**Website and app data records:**
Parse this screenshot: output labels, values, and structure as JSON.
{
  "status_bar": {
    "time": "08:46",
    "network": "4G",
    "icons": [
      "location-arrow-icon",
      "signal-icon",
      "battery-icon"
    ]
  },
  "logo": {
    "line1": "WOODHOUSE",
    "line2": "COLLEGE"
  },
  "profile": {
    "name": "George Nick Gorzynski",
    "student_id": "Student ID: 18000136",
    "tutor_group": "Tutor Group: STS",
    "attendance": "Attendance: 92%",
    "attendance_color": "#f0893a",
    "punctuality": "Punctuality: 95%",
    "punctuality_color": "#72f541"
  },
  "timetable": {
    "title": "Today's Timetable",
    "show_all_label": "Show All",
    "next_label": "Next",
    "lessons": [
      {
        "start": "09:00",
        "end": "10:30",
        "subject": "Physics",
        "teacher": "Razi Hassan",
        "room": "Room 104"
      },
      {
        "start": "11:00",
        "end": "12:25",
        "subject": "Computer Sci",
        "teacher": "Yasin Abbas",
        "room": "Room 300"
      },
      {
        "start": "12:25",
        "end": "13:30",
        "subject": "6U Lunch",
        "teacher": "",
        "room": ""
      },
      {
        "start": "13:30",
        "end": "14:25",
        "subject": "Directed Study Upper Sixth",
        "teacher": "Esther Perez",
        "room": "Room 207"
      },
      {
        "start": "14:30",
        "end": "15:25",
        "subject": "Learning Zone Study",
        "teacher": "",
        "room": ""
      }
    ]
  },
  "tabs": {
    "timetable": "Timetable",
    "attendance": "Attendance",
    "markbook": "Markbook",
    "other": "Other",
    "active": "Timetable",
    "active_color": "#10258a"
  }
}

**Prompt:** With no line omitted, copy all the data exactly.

**Answer box:**
Parse this screenshot: output labels, values, and structure as JSON.
{
  "status_bar": {
    "time": "08:46",
    "network": "4G",
    "icons": [
      "location-arrow-icon",
      "signal-icon",
      "battery-icon"
    ]
  },
  "logo": {
    "line1": "WOODHOUSE",
    "line2": "COLLEGE"
  },
  "profile": {
    "name": "George Nick Gorzynski",
    "student_id": "Student ID: 18000136",
    "tutor_group": "Tutor Group: STS",
    "attendance": "Attendance: 92%",
    "attendance_color": "#f0893a",
    "punctuality": "Punctuality: 95%",
    "punctuality_color": "#72f541"
  },
  "timetable": {
    "title": "Today's Timetable",
    "show_all_label": "Show All",
    "next_label": "Next",
    "lessons": [
      {
        "start": "09:00",
        "end": "10:30",
        "subject": "Physics",
        "teacher": "Razi Hassan",
        "room": "Room 104"
      },
      {
        "start": "11:00",
        "end": "12:25",
        "subject": "Computer Sci",
        "teacher": "Yasin Abbas",
        "room": "Room 300"
      },
      {
        "start": "12:25",
        "end": "13:30",
        "subject": "6U Lunch",
        "teacher": "",
        "room": ""
      },
      {
        "start": "13:30",
        "end": "14:25",
        "subject": "Directed Study Upper Sixth",
        "teacher": "Esther Perez",
        "room": "Room 207"
      },
      {
        "start": "14:30",
        "end": "15:25",
        "subject": "Learning Zone Study",
        "teacher": "",
        "room": ""
      }
    ]
  },
  "tabs": {
    "timetable": "Timetable",
    "attendance": "Attendance",
    "markbook": "Markbook",
    "other": "Other",
    "active": "Timetable",
    "active_color": "#10258a"
  }
}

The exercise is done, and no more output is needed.